→ **Aim of the exercise**: From the data below, return each line in which the string "JSON" is found.

=====

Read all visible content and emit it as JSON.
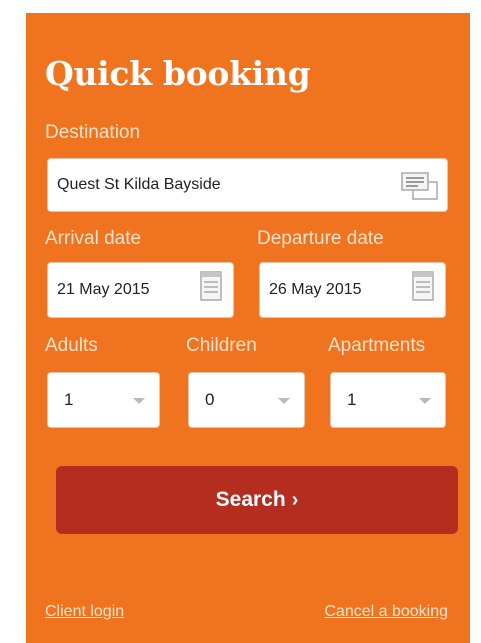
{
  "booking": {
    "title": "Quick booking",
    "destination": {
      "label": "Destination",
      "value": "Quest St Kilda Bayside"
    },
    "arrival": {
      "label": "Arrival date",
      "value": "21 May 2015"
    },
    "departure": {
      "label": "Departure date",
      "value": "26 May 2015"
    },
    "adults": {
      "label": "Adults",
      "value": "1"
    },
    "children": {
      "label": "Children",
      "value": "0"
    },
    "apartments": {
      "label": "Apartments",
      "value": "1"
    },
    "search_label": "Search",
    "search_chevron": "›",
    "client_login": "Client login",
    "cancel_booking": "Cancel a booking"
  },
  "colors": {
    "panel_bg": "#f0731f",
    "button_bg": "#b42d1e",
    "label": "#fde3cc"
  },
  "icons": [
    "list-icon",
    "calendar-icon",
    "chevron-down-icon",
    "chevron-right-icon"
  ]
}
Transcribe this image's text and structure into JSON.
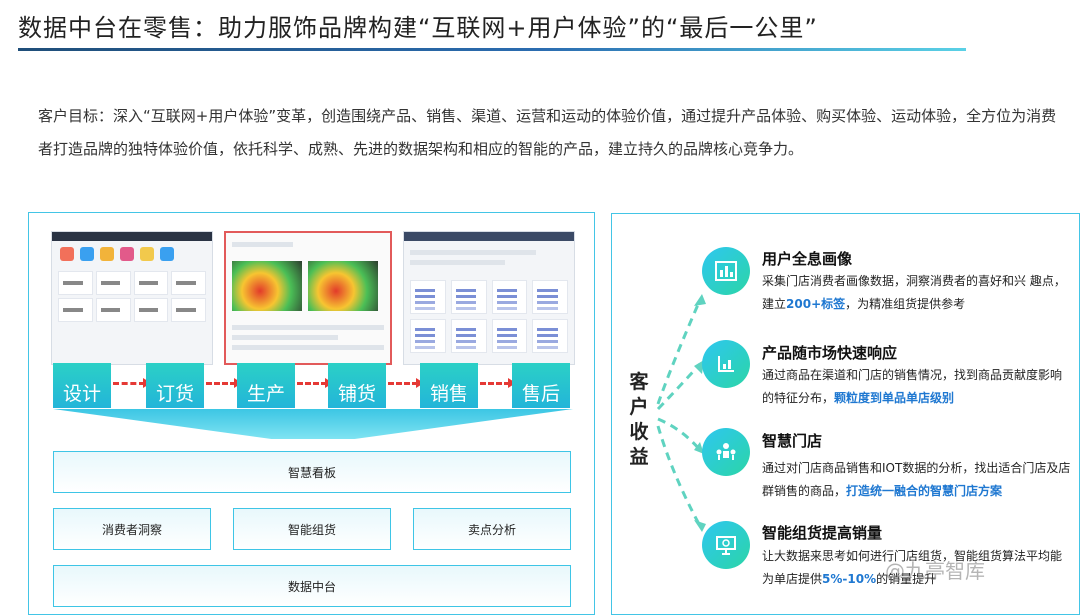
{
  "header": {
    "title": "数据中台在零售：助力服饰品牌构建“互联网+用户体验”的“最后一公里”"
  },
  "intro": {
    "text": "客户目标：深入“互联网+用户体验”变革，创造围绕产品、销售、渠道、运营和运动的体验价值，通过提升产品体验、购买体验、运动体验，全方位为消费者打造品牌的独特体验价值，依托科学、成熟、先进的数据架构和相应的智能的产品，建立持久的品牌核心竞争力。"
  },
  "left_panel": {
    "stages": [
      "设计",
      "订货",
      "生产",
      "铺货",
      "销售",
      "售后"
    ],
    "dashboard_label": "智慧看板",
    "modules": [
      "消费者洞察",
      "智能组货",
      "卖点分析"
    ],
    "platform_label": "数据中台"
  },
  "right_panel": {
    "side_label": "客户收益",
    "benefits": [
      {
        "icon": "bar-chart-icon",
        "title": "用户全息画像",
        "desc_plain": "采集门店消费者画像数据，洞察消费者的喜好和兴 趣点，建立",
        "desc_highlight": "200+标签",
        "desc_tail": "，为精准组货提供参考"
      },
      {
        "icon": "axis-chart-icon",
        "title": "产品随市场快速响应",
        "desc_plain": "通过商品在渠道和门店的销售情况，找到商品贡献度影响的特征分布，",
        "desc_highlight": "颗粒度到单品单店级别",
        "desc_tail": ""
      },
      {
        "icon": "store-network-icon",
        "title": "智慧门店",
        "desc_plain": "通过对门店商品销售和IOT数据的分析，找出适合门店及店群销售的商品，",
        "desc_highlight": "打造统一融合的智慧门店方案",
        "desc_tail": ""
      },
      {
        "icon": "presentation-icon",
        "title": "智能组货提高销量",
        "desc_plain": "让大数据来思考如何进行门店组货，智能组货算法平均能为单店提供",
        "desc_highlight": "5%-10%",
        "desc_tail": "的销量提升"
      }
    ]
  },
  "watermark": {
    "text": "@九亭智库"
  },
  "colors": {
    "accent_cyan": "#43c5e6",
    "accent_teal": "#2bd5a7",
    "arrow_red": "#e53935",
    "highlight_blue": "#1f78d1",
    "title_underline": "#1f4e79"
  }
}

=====

→ **Solution below**:
Read all visible content and emit it as JSON.
Transcribe this image's text and structure into JSON.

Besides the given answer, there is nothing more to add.